----- Source information -----

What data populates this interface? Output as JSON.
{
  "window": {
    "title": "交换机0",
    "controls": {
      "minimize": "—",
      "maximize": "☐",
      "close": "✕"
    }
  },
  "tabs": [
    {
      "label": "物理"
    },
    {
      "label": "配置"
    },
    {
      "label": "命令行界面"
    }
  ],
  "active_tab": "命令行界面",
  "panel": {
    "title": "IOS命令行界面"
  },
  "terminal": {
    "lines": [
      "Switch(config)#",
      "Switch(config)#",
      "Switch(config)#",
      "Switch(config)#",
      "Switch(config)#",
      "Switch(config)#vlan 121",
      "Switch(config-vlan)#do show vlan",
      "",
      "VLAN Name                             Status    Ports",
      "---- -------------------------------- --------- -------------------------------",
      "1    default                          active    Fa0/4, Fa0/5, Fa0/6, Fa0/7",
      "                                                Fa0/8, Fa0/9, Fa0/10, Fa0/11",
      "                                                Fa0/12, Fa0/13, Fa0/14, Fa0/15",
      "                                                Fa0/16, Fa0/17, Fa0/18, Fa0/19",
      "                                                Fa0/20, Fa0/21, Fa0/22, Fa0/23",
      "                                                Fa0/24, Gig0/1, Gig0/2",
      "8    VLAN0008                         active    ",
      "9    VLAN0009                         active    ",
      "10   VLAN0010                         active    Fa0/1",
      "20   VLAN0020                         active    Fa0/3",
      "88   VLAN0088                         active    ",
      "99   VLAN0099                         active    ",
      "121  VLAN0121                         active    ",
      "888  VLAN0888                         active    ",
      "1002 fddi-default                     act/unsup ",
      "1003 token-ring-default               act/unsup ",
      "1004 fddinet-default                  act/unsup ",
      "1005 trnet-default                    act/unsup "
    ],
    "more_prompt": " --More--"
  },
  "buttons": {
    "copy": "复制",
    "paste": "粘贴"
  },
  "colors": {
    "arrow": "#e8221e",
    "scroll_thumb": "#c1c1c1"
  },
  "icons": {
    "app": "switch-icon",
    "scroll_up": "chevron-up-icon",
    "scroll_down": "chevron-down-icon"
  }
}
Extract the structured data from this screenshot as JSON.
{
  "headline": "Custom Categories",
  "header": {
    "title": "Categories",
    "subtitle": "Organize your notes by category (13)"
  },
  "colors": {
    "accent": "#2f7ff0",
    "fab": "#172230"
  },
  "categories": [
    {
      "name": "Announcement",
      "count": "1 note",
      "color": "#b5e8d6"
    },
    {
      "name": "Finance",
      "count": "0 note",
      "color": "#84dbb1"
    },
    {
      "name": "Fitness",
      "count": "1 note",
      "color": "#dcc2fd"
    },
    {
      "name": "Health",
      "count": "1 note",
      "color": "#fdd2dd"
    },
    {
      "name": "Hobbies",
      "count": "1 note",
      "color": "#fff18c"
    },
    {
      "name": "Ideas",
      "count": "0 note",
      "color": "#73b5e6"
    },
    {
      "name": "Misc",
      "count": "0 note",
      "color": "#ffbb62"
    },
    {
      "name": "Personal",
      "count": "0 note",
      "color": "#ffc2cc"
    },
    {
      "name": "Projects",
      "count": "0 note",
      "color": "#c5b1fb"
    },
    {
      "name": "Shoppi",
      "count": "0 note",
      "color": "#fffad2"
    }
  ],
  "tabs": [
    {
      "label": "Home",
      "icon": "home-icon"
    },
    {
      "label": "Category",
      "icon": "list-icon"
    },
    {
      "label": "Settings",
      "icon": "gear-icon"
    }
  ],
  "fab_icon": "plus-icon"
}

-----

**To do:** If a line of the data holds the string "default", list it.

**Result for this task:**
      "1    default                          active    Fa0/4, Fa0/5, Fa0/6, Fa0/7",
      "1002 fddi-default                     act/unsup ",
      "1003 token-ring-default               act/unsup ",
      "1004 fddinet-default                  act/unsup ",
      "1005 trnet-default                    act/unsup "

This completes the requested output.